§ **Activity**
In the entries below, identify every line with the string "label" and copy it.

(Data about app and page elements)
=== Begin Enclosure ===

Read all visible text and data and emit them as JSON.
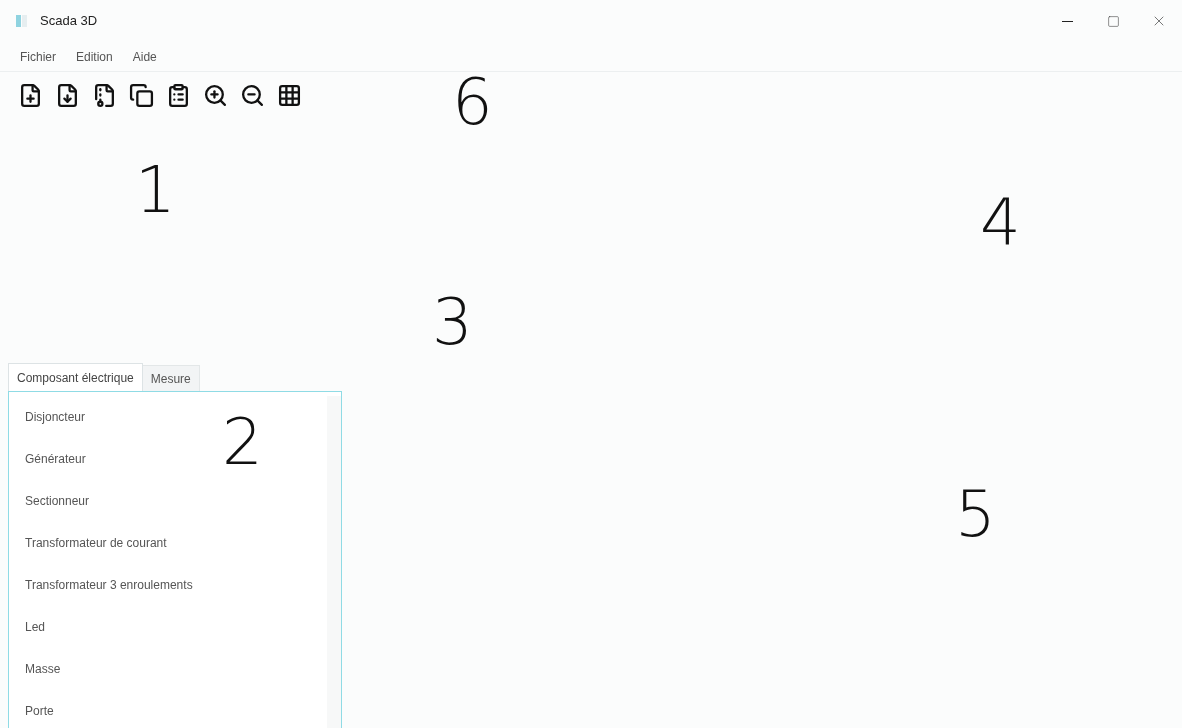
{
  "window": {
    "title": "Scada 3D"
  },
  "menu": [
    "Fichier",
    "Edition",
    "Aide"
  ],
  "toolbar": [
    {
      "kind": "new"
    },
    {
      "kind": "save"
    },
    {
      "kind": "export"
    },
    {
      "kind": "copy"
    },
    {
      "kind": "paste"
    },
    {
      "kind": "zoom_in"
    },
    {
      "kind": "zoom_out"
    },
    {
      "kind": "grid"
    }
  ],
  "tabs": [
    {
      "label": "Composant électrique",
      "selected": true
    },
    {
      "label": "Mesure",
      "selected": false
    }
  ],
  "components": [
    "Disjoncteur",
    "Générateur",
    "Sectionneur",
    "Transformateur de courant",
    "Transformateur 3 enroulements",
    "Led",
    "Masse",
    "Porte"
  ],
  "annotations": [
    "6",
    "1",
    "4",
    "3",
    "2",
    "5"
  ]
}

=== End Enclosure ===
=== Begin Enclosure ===

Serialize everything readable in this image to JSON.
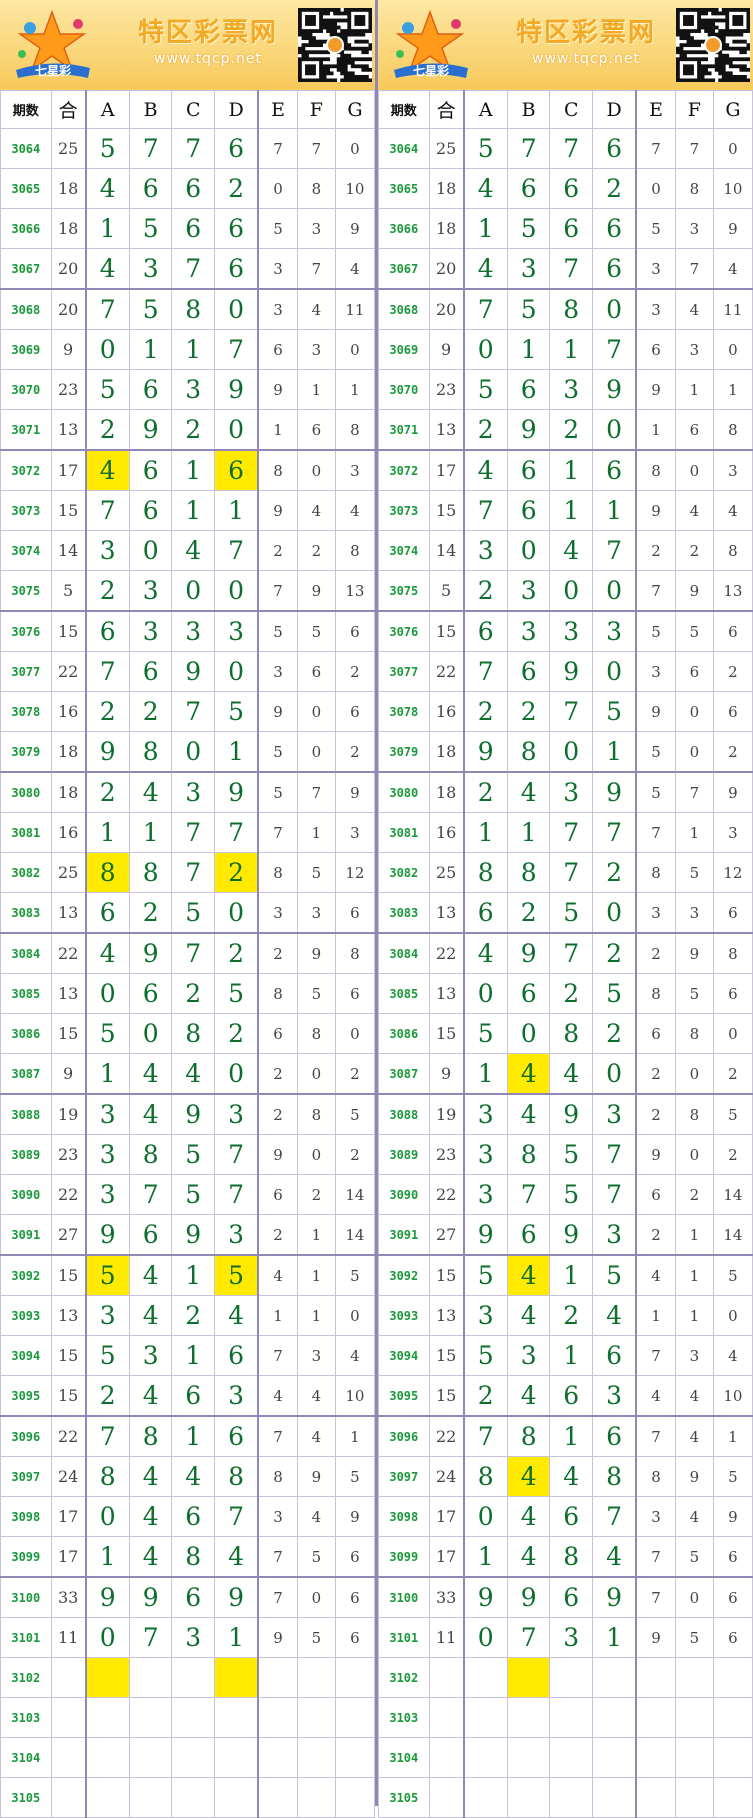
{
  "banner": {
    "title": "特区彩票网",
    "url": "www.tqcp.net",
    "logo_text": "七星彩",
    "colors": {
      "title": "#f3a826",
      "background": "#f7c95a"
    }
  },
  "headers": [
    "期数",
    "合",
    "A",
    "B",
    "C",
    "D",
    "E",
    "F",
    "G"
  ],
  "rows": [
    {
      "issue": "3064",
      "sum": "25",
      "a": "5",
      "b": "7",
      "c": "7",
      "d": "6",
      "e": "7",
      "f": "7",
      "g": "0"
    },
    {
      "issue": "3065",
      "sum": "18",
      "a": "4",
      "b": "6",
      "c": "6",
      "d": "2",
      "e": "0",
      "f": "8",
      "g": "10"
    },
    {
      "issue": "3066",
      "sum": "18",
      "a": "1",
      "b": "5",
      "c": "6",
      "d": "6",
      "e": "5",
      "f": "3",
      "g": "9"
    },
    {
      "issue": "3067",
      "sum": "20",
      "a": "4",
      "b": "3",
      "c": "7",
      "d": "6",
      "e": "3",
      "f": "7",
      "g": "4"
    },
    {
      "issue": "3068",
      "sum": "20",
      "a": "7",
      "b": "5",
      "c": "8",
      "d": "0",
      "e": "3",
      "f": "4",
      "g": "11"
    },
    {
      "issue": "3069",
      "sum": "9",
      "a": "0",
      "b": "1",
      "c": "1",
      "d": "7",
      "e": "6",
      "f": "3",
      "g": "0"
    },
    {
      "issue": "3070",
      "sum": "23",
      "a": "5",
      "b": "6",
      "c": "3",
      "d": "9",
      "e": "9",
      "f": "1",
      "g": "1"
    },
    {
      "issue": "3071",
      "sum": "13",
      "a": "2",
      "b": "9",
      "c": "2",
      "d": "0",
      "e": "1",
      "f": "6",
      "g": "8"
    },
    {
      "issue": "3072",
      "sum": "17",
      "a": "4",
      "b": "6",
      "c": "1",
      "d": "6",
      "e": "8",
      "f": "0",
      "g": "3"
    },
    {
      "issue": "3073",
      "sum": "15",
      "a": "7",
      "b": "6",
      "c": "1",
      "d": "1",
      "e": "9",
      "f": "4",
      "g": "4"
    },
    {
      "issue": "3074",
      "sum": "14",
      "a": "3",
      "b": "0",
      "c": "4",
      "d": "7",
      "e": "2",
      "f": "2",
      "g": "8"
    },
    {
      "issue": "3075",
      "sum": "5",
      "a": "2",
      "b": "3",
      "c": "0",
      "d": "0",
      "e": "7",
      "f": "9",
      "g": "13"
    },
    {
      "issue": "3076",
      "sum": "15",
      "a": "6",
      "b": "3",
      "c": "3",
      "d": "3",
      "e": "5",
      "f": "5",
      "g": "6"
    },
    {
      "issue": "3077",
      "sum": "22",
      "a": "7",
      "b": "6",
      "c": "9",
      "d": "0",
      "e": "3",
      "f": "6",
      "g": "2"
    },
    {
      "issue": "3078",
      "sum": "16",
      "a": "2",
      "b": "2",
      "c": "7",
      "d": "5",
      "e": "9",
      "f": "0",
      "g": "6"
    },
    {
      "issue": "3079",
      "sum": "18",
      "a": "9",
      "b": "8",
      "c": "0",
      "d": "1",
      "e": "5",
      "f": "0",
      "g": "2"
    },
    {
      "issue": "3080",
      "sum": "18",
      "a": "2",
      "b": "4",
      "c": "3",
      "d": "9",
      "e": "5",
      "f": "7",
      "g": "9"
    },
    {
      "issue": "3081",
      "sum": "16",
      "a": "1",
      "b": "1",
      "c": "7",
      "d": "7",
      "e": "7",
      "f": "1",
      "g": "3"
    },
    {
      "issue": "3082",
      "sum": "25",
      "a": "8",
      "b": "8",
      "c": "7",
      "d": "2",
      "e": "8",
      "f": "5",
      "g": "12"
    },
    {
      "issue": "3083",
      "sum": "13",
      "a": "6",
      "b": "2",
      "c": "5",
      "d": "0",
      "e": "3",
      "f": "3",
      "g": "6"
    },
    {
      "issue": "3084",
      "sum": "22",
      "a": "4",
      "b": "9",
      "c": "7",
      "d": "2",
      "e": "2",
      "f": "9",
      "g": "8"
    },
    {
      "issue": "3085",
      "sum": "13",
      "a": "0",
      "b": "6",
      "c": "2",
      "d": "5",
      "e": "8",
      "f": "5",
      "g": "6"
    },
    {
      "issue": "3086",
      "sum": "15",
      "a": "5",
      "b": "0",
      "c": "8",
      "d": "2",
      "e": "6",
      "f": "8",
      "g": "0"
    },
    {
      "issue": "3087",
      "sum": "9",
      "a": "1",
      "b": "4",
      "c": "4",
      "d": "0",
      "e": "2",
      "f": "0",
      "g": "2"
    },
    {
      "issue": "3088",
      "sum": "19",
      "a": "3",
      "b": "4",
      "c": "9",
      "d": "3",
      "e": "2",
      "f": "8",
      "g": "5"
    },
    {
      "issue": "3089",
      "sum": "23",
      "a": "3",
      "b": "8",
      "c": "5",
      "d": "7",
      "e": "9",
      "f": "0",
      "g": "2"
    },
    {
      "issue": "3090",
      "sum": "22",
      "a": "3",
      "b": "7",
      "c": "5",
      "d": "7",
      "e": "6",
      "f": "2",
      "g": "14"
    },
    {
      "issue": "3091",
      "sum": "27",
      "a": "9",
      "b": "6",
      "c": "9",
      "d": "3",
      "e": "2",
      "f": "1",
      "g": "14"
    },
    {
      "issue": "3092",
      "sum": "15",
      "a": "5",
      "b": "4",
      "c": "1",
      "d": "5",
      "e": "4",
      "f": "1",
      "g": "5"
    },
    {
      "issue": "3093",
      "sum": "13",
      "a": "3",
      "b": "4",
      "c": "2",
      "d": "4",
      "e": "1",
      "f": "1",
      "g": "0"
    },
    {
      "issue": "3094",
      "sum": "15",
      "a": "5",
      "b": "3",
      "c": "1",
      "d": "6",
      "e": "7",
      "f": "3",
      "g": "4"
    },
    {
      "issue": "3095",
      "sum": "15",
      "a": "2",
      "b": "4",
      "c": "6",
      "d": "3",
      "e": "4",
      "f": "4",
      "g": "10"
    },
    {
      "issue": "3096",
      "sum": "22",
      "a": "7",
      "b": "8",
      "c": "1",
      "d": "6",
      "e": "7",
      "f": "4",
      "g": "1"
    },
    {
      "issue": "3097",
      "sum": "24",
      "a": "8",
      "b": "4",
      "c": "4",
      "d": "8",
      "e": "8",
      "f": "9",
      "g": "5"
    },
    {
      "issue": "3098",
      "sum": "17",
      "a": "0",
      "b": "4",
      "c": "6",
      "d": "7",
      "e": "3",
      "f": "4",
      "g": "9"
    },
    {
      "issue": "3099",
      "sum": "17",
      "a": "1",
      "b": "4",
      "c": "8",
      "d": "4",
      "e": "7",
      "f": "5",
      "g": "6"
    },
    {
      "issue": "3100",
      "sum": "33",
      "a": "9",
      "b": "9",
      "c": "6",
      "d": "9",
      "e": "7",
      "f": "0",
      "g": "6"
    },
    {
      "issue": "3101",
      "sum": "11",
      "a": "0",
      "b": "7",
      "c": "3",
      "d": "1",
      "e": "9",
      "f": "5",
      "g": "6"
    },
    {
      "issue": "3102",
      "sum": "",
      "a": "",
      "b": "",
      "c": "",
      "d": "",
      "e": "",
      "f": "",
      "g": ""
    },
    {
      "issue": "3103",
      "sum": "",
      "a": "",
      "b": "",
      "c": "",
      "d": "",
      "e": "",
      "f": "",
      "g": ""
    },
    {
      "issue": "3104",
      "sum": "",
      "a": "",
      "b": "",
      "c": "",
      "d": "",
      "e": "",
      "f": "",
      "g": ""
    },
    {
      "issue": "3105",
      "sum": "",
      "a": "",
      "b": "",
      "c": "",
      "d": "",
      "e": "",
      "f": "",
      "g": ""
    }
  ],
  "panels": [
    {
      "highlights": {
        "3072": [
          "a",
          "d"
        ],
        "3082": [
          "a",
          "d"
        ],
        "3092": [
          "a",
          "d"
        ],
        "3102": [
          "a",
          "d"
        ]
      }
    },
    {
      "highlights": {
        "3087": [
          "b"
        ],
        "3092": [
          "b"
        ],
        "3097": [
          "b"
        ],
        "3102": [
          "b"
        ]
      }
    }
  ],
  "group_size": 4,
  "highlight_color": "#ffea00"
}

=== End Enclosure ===

§ **Result for this exercise**
      "label": "Composant électrique",
      "label": "Mesure",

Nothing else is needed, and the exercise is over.